process, which took six months longer than anticipated to produce the first certifications
of vendor compliance with the standard.
"OpenCable has a lot of pieces that have to be tested
for interoperability individually, and then everything has to be tested together,"
In fact, he added, it remains to be decided whether
CableLabs will actually conduct a certification process as it is doing with the DOCSIS
(Data Over Cable Service Interface Specification) standard. "If we do, we would want
to be as careful as we have been with DOCSIS so that the public can be confident that
anything we certify as being interoperable truly is," he said.
Despite the complexities, Green said, the combination of
the federal mandate and the general enthusiasm within the operating and vendor communities
for OpenCable was sure to keep the process on track. "The beauty of OpenCable is that
once we're there, everybody's boat floats a little higher," he added.
The completion of the hardware specs -- including the last
piece, known as the "OpenCable Network Interface" -- affords manufacturers the
lead time to build prototypes for testing while CableLabs wrestles with the middleware
component, which has proven to be one of the most contentious elements in the process.
Despite the fact that CableLabs said it would establish
such a specification from the beginning, some industry players felt that creating an open
development platform that would allow any manufacturer to offer a box for any application

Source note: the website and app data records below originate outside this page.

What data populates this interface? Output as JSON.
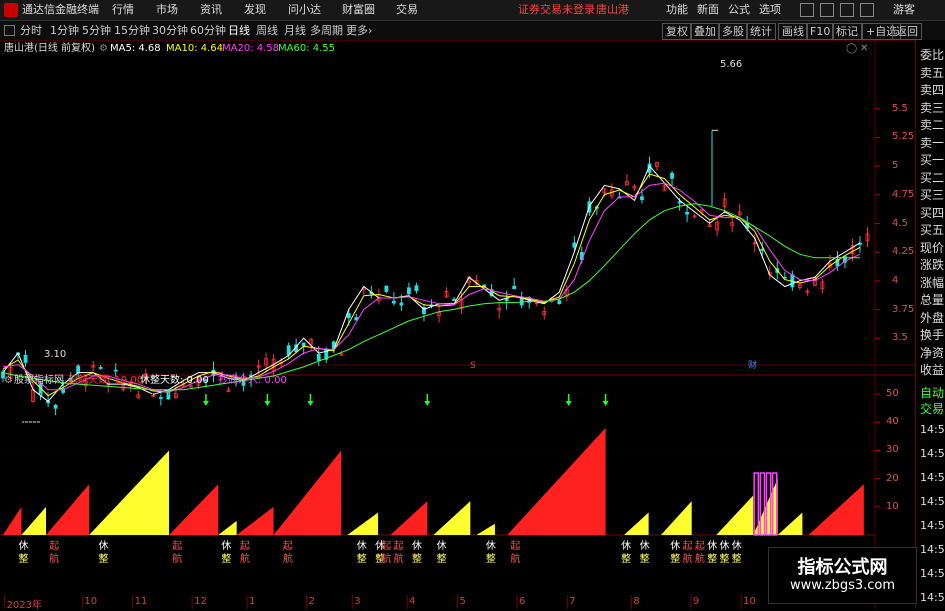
{
  "titlebar": {
    "app_name": "通达信金融终端",
    "menus": [
      "行情",
      "市场",
      "资讯",
      "发现",
      "问小达",
      "财富圈",
      "交易"
    ],
    "notice": "证券交易未登录",
    "stock": "唐山港",
    "right_menus": [
      "功能",
      "新面",
      "公式",
      "选项"
    ],
    "guest": "游客"
  },
  "toolbar": {
    "periods": [
      "分时",
      "1分钟",
      "5分钟",
      "15分钟",
      "30分钟",
      "60分钟",
      "日线",
      "周线",
      "月线",
      "多周期",
      "更多"
    ],
    "active_period": "日线",
    "buttons": [
      "复权",
      "叠加",
      "多股",
      "统计",
      "画线",
      "F10",
      "标记",
      "+自选",
      "返回"
    ]
  },
  "right_panel": {
    "items": [
      "委比",
      "卖五",
      "卖四",
      "卖三",
      "卖二",
      "卖一",
      "买一",
      "买二",
      "买三",
      "买四",
      "买五",
      "现价",
      "涨跌",
      "涨幅",
      "总量",
      "外盘",
      "换手",
      "净资",
      "收益"
    ],
    "lower_items": [
      "自动",
      "交易"
    ],
    "times": [
      "14:50",
      "14:50",
      "14:50",
      "14:50",
      "14:50",
      "14:50",
      "14:50",
      "14:50"
    ]
  },
  "main_chart": {
    "title": "唐山港(日线 前复权)",
    "ma": [
      {
        "label": "MA5: 4.68",
        "color": "#ffffff"
      },
      {
        "label": "MA10: 4.64",
        "color": "#ffff00"
      },
      {
        "label": "MA20: 4.58",
        "color": "#ff40ff"
      },
      {
        "label": "MA60: 4.55",
        "color": "#40ff40"
      }
    ],
    "high_label": "5.66",
    "low_label": "3.10",
    "markers": [
      "S",
      "财"
    ]
  },
  "indicator": {
    "name": "股票指标网",
    "legend": [
      {
        "label": "起航天数: 19.00",
        "color": "#ff3030"
      },
      {
        "label": "休整天数: 0.00",
        "color": "#ffffff"
      },
      {
        "label": "抄底介入: 0.00",
        "color": "#ff40ff"
      }
    ]
  },
  "labels": {
    "rest": "休",
    "rest2": "整",
    "sail": "起",
    "sail2": "航"
  },
  "chart_data": [
    {
      "type": "candlestick",
      "title": "唐山港(日线 前复权)",
      "y_ticks": [
        3.5,
        3.75,
        4.0,
        4.25,
        4.5,
        4.75,
        5.0,
        5.25,
        5.5
      ],
      "ylim": [
        3.05,
        5.75
      ],
      "series": [
        {
          "name": "MA5",
          "color": "#ffffff",
          "values": [
            3.55,
            3.72,
            3.4,
            3.3,
            3.45,
            3.55,
            3.55,
            3.45,
            3.45,
            3.42,
            3.36,
            3.4,
            3.48,
            3.55,
            3.55,
            3.5,
            3.48,
            3.55,
            3.62,
            3.7,
            3.85,
            3.72,
            3.75,
            4.1,
            4.3,
            4.2,
            4.2,
            4.22,
            4.1,
            4.15,
            4.15,
            4.38,
            4.28,
            4.18,
            4.22,
            4.18,
            4.15,
            4.25,
            4.6,
            5.0,
            5.18,
            5.15,
            5.05,
            5.35,
            5.2,
            5.05,
            4.95,
            4.85,
            4.95,
            4.88,
            4.72,
            4.4,
            4.3,
            4.35,
            4.38,
            4.52,
            4.6,
            4.68
          ]
        },
        {
          "name": "MA10",
          "color": "#ffff00",
          "values": [
            3.58,
            3.66,
            3.48,
            3.35,
            3.42,
            3.5,
            3.55,
            3.5,
            3.46,
            3.43,
            3.39,
            3.38,
            3.45,
            3.52,
            3.56,
            3.52,
            3.49,
            3.52,
            3.6,
            3.67,
            3.78,
            3.76,
            3.74,
            3.98,
            4.22,
            4.23,
            4.2,
            4.21,
            4.14,
            4.13,
            4.14,
            4.3,
            4.3,
            4.22,
            4.21,
            4.19,
            4.16,
            4.21,
            4.5,
            4.88,
            5.1,
            5.14,
            5.08,
            5.28,
            5.24,
            5.1,
            4.99,
            4.88,
            4.92,
            4.9,
            4.78,
            4.52,
            4.36,
            4.33,
            4.36,
            4.48,
            4.57,
            4.64
          ]
        },
        {
          "name": "MA20",
          "color": "#ff40ff",
          "values": [
            3.6,
            3.62,
            3.52,
            3.4,
            3.4,
            3.46,
            3.52,
            3.52,
            3.48,
            3.45,
            3.4,
            3.38,
            3.42,
            3.48,
            3.53,
            3.53,
            3.5,
            3.51,
            3.56,
            3.63,
            3.72,
            3.76,
            3.75,
            3.88,
            4.1,
            4.2,
            4.2,
            4.21,
            4.18,
            4.15,
            4.14,
            4.23,
            4.28,
            4.25,
            4.22,
            4.2,
            4.17,
            4.19,
            4.36,
            4.7,
            4.96,
            5.08,
            5.08,
            5.18,
            5.2,
            5.14,
            5.04,
            4.92,
            4.9,
            4.9,
            4.82,
            4.62,
            4.44,
            4.36,
            4.35,
            4.42,
            4.52,
            4.58
          ]
        },
        {
          "name": "MA60",
          "color": "#40ff40",
          "values": [
            3.55,
            3.52,
            3.5,
            3.48,
            3.46,
            3.45,
            3.44,
            3.43,
            3.42,
            3.41,
            3.4,
            3.4,
            3.4,
            3.42,
            3.44,
            3.46,
            3.48,
            3.5,
            3.52,
            3.56,
            3.6,
            3.65,
            3.7,
            3.75,
            3.82,
            3.88,
            3.94,
            4.0,
            4.04,
            4.08,
            4.1,
            4.13,
            4.15,
            4.16,
            4.16,
            4.17,
            4.17,
            4.19,
            4.25,
            4.35,
            4.48,
            4.62,
            4.76,
            4.88,
            4.96,
            5.0,
            5.02,
            5.0,
            4.96,
            4.9,
            4.82,
            4.74,
            4.65,
            4.58,
            4.55,
            4.55,
            4.55,
            4.55
          ]
        }
      ]
    },
    {
      "type": "bar",
      "title": "股票指标网",
      "y_ticks": [
        10,
        20,
        30,
        40,
        50
      ],
      "ylim": [
        0,
        55
      ],
      "ramps": [
        {
          "start": 0,
          "len": 3,
          "peak": 10,
          "color": "red"
        },
        {
          "start": 3,
          "len": 4,
          "peak": 10,
          "color": "yellow"
        },
        {
          "start": 7,
          "len": 7,
          "peak": 18,
          "color": "red"
        },
        {
          "start": 14,
          "len": 13,
          "peak": 30,
          "color": "yellow"
        },
        {
          "start": 27,
          "len": 8,
          "peak": 18,
          "color": "red"
        },
        {
          "start": 35,
          "len": 3,
          "peak": 5,
          "color": "yellow"
        },
        {
          "start": 38,
          "len": 6,
          "peak": 10,
          "color": "red"
        },
        {
          "start": 44,
          "len": 11,
          "peak": 30,
          "color": "red"
        },
        {
          "start": 56,
          "len": 5,
          "peak": 8,
          "color": "yellow"
        },
        {
          "start": 63,
          "len": 6,
          "peak": 12,
          "color": "red"
        },
        {
          "start": 70,
          "len": 6,
          "peak": 12,
          "color": "yellow"
        },
        {
          "start": 77,
          "len": 3,
          "peak": 4,
          "color": "yellow"
        },
        {
          "start": 82,
          "len": 16,
          "peak": 38,
          "color": "red"
        },
        {
          "start": 101,
          "len": 4,
          "peak": 8,
          "color": "yellow"
        },
        {
          "start": 107,
          "len": 5,
          "peak": 12,
          "color": "yellow"
        },
        {
          "start": 116,
          "len": 6,
          "peak": 14,
          "color": "yellow"
        },
        {
          "start": 122,
          "len": 4,
          "peak": 20,
          "color": "yellow"
        },
        {
          "start": 126,
          "len": 4,
          "peak": 8,
          "color": "yellow"
        },
        {
          "start": 131,
          "len": 9,
          "peak": 18,
          "color": "red"
        }
      ],
      "magenta_bars": [
        122,
        123,
        124,
        125
      ],
      "buy_arrows": [
        33,
        43,
        50,
        69,
        92,
        98
      ],
      "rest_labels": [
        3,
        16,
        36,
        58,
        61,
        67,
        71,
        79,
        101,
        104,
        109,
        115,
        117,
        119
      ],
      "sail_labels": [
        8,
        28,
        39,
        46,
        62,
        64,
        83,
        111,
        113
      ]
    }
  ],
  "x_axis": {
    "ticks": [
      {
        "label": "2023年",
        "pos": 0.005
      },
      {
        "label": "10",
        "pos": 0.09
      },
      {
        "label": "11",
        "pos": 0.145
      },
      {
        "label": "12",
        "pos": 0.21
      },
      {
        "label": "1",
        "pos": 0.27
      },
      {
        "label": "2",
        "pos": 0.335
      },
      {
        "label": "3",
        "pos": 0.385
      },
      {
        "label": "4",
        "pos": 0.445
      },
      {
        "label": "5",
        "pos": 0.5
      },
      {
        "label": "6",
        "pos": 0.565
      },
      {
        "label": "7",
        "pos": 0.62
      },
      {
        "label": "8",
        "pos": 0.69
      },
      {
        "label": "9",
        "pos": 0.755
      },
      {
        "label": "10",
        "pos": 0.81
      }
    ]
  },
  "watermark": {
    "title": "指标公式网",
    "url": "www.zbgs3.com"
  }
}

would deny operators and manufacturers opportunities to profit from application-specific
According to CableLabs, Time Warner Cable chief technology
officer James Chiddix strongly endorsed the decision on middleware at last week's
conference, which was closed to the press. "There are going to be many opportunities
in this open environment for consumer-electronics companies and software companies to
innovate," Chiddix was quoted as saying.
The middleware will allow companies to "create
applications that can run on any cable system, rather than being tied to one proprietary
system," Chiddix said. "This architecture will allow cable customers to move and
to retain full functionality on cable systems."
CableLabs quoted other cable executives lending their
support to the concept, as well. "AT&T Broadband [& Internet Services]
continues to strongly support a retail strategy and this initiative," executive vice
president Laurie Schwartz Priddy said.
One sign that OpenCable is on track to meet its goals was
the successful completion of the first interoperability testing of the removable security
cards that will allow operators to apply their own security systems to services, while
guaranteeing access to those services to any authorized customer via any OpenCable box.
Manufacturers successfully demonstrating functionality in
the POD (point-of-deployment) modules included General Instrument Corp., Mindport, NDS
Ltd., NagraVision, Philips Consumer Electronics Co., SCM Microsystems Inc. and
Scientific-Atlanta Inc., officials said.
"There was a good deal of excitement at this event
because things are now starting to work, rather than simply being specs on a page,"
said Lisa Lee, OpenCable project director at CableLabs.
Lee added that CableLabs issued a request for information
seeking to identify companies that want to provide set-top boxes, integrated TV sets or
computer cards as part of the OpenCable interoperability-test "waves" that will
begin in September.